#### Supplied entries

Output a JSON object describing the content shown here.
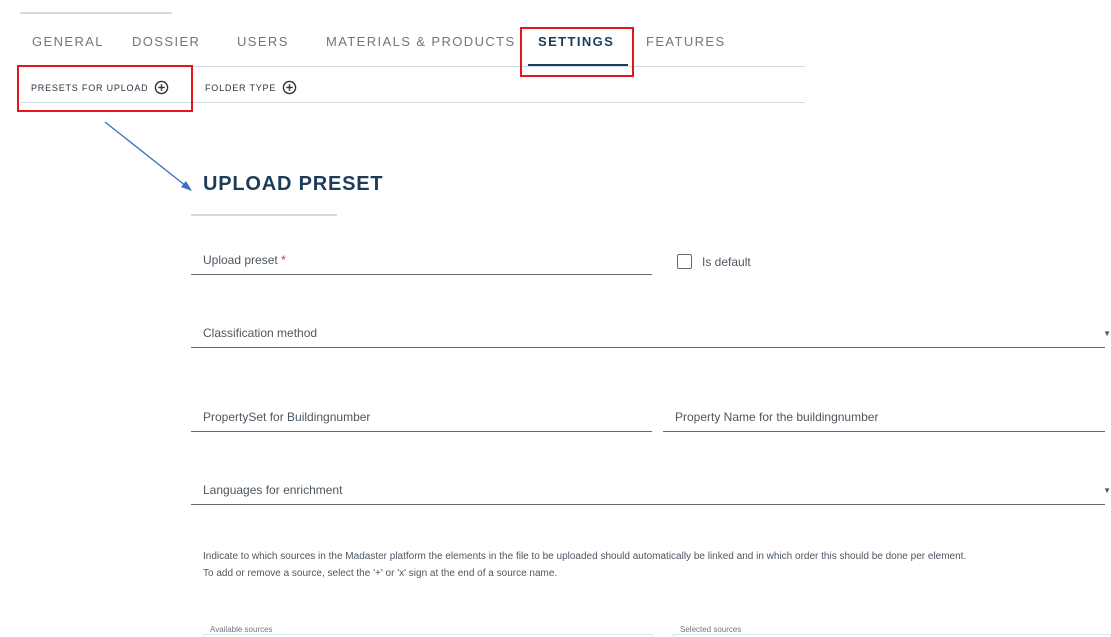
{
  "tabs": [
    {
      "label": "GENERAL"
    },
    {
      "label": "DOSSIER"
    },
    {
      "label": "USERS"
    },
    {
      "label": "MATERIALS & PRODUCTS"
    },
    {
      "label": "SETTINGS"
    },
    {
      "label": "FEATURES"
    }
  ],
  "subtabs": [
    {
      "label": "PRESETS FOR UPLOAD",
      "icon": "plus-circle-icon"
    },
    {
      "label": "FOLDER TYPE",
      "icon": "plus-circle-icon"
    }
  ],
  "form": {
    "title": "UPLOAD PRESET",
    "upload_preset_label": "Upload preset",
    "required_mark": "*",
    "is_default_label": "Is default",
    "is_default_checked": false,
    "classification_label": "Classification method",
    "propertyset_label": "PropertySet for Buildingnumber",
    "property_name_label": "Property Name for the buildingnumber",
    "languages_label": "Languages for enrichment",
    "help_line1": "Indicate to which sources in the Madaster platform the elements in the file to be uploaded should automatically be linked and in which order this should be done per element.",
    "help_line2": "To add or remove a source, select the '+' or 'x' sign at the end of a source name.",
    "available_sources_label": "Available sources",
    "selected_sources_label": "Selected sources"
  },
  "colors": {
    "accent": "#1c3c5a",
    "annotation_box": "#e3161b",
    "annotation_arrow": "#3a6fc4"
  }
}
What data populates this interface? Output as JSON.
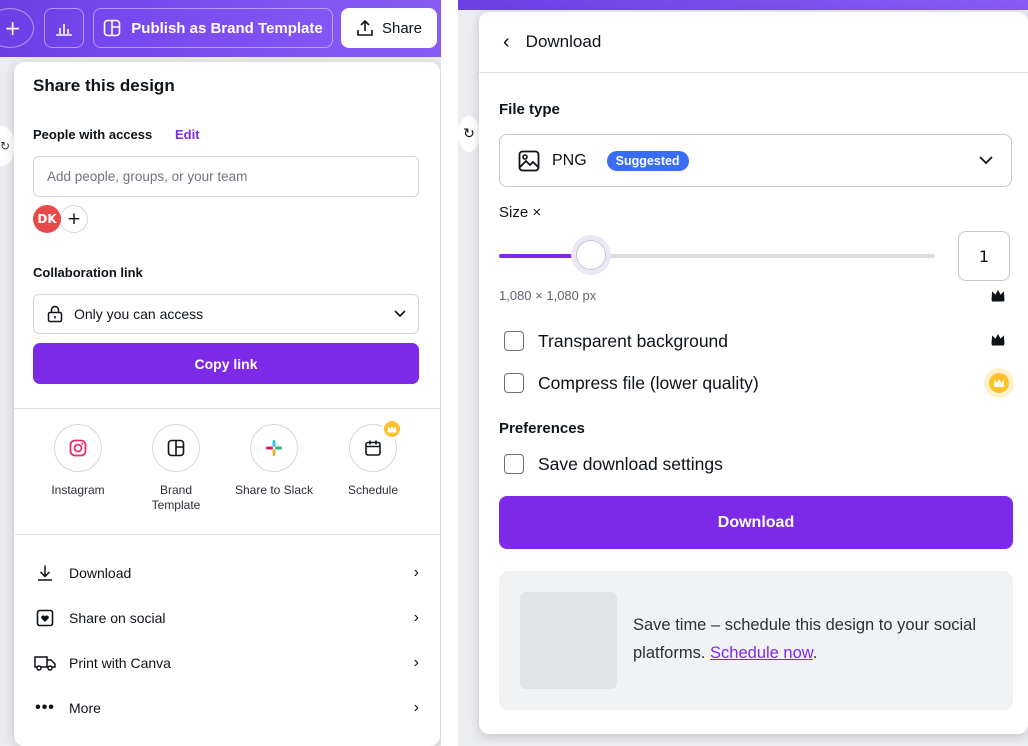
{
  "topbar": {
    "publish_label": "Publish as Brand Template",
    "share_label": "Share"
  },
  "share_panel": {
    "title": "Share this design",
    "people_access_label": "People with access",
    "edit_label": "Edit",
    "people_input_placeholder": "Add people, groups, or your team",
    "avatar_initials": "DK",
    "collab_link_label": "Collaboration link",
    "access_select_value": "Only you can access",
    "copy_link_label": "Copy link",
    "share_options": [
      {
        "label": "Instagram",
        "icon": "instagram-icon"
      },
      {
        "label": "Brand Template",
        "icon": "brand-template-icon"
      },
      {
        "label": "Share to Slack",
        "icon": "slack-icon"
      },
      {
        "label": "Schedule",
        "icon": "calendar-icon"
      }
    ],
    "menu_items": [
      {
        "label": "Download",
        "icon": "download-icon"
      },
      {
        "label": "Share on social",
        "icon": "heart-box-icon"
      },
      {
        "label": "Print with Canva",
        "icon": "truck-icon"
      },
      {
        "label": "More",
        "icon": "more-dots-icon"
      }
    ]
  },
  "download_panel": {
    "title": "Download",
    "file_type_label": "File type",
    "file_type_value": "PNG",
    "suggested_badge": "Suggested",
    "size_label": "Size ×",
    "size_value": "1",
    "size_slider_fraction": 0.21,
    "dimensions": "1,080 × 1,080 px",
    "transparent_bg_label": "Transparent background",
    "compress_label": "Compress file (lower quality)",
    "preferences_label": "Preferences",
    "save_settings_label": "Save download settings",
    "download_button": "Download",
    "promo_text": "Save time – schedule this design to your social platforms.",
    "promo_link": "Schedule now",
    "promo_suffix": "."
  },
  "colors": {
    "brand_purple": "#7d2ae8",
    "topbar_purple": "#6c3fe6",
    "suggested_blue": "#3b6cf7",
    "premium_yellow": "#ffc22c",
    "avatar_red": "#e84a4a"
  }
}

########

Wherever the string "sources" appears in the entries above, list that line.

    "help_line1": "Indicate to which sources in the Madaster platform the elements in the file to be uploaded should automatically be linked and in which order this should be done per element.",
    "available_sources_label": "Available sources",
    "selected_sources_label": "Selected sources"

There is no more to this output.